USC recently announced that most of its classes will be online for the Fall 2020 semester, which means that learning how to adjust to remote instruction will be crucial for every USC student. Learning remotely may be difficult compared to in person, but with this quick list of tips, any USC student can thrive this fall.
Don’t rely on class recordings.
Unless you’re in a timezone where attending class live is unreasonable or have another legitimate reason for not attending, show up for class as if there were no recording available. Take notes as if you were there in person and need the information to prepare for upcoming exams/papers/etc. With remote learning, it can be so easy to just listen during class and tell yourself that you can go back later to take notes or rewatch the recording if you don’t pay attention.
However, recording problems, uploading glitches, and professors forgetting to upload recordings all together are very common occurrences, and can lead to you missing that entire class of information. Additionally, the likelihood that you will go back to watch or rewatch a recording becomes less as the semester progresses, so it’s a habit best to avoid from the start. Of course if you have difficulty writing all your notes during class, watching the lectures afterwards to pick up what you missed can be a great tool.
Create separate spaces for classwork only.
Just like desks weren’t made for sleeping, beds weren’t made for working. To train your brain to focus when it’s work time, and rest when it’s not, it’s best to create a space that is specifically for each of these purposes. While this is true even when studying for in-person classes, this is especially true for remote learning since it’s so easy to watch your lecture from a more comfortable spot than a desk chair, like your couch, bed, etc.

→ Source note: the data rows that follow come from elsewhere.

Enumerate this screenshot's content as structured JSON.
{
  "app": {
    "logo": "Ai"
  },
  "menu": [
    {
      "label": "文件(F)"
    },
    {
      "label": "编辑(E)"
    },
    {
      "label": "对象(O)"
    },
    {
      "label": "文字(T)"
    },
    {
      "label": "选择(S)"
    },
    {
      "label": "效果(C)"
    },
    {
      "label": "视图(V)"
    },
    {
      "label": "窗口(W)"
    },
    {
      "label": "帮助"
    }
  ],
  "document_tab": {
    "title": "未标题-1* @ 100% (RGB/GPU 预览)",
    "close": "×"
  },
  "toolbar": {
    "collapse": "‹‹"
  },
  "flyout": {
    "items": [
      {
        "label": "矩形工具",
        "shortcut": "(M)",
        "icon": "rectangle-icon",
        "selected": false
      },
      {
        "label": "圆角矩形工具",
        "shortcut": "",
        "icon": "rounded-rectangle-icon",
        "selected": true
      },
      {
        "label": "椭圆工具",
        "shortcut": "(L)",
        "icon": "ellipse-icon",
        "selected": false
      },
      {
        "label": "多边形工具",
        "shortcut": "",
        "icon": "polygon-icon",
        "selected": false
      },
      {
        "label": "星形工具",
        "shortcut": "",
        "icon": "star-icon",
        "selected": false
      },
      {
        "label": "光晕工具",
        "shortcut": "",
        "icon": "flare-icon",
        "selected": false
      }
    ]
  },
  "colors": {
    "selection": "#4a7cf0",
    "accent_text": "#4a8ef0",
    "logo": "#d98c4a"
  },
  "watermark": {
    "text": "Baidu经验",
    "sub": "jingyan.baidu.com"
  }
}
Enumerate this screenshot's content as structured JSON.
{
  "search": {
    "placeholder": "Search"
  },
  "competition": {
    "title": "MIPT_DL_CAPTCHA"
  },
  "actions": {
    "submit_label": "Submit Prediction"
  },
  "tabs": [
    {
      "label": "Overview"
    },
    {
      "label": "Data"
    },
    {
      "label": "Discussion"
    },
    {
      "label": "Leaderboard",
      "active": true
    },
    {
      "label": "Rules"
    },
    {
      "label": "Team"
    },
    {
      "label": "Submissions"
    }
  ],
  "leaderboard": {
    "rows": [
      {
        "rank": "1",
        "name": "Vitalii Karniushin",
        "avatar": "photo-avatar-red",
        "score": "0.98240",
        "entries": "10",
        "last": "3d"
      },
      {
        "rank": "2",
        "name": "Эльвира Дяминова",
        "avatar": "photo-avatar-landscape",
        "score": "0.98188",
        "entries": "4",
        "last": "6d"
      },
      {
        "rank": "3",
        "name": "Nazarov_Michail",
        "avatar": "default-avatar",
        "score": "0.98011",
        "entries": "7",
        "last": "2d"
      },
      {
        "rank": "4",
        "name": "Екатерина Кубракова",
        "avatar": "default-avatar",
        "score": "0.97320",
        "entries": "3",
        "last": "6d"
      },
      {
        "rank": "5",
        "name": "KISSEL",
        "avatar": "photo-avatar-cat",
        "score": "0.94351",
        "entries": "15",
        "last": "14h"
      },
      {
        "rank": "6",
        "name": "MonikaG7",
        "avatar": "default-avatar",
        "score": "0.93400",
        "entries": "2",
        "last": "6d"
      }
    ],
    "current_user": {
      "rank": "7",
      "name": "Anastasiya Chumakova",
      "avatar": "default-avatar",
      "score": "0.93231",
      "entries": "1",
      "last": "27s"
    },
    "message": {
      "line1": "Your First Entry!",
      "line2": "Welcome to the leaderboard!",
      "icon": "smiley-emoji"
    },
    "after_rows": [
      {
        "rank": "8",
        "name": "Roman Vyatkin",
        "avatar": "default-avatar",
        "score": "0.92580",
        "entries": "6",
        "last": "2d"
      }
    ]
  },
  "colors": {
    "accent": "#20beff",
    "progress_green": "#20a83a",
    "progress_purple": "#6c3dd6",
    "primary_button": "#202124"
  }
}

However, creating a separate space, or better yet, going to a completely different room for class/work time, can help you adjust to online classes. Also, make sure not to use your phone in your work space, it’s been shown to have a negative impact on your thinking. This can be difficult while taking online classes since no one can see you sneaking in a quick text, but leaving your phone in another room or in your rest space can help prevent this distraction.
Use the resources that USC and Tripalink provide.
Finally, use the resources that USC and Tripalink provide. Burnout may be especially prevalent this semester, as students are more isolated and may not have the chance to socialize with others.
Tripalink has co-living apartments near USC that can help you feel less alone and even offers online events so that you can meet other students. Additionally, USC has moved almost all its resources online, so it’s easier than ever to Zoom with your advisors, get help from the Career Center, check out some of the Cultural Centers, or get free online counseling through the Engemann Student Health Center. I also recommend the Kortschak Center for any academic struggles you may face during remote instruction.
Learning remotely at USC this fall may not be a walk in the park, but with a little self-discipline and by reaching out when you need help, this could still be a great semester. Take notes in class like you’re there in person, create a space conducive to learning, and don’t forget that there are lots of resources available for you during this difficult time. Stay safe and fight on!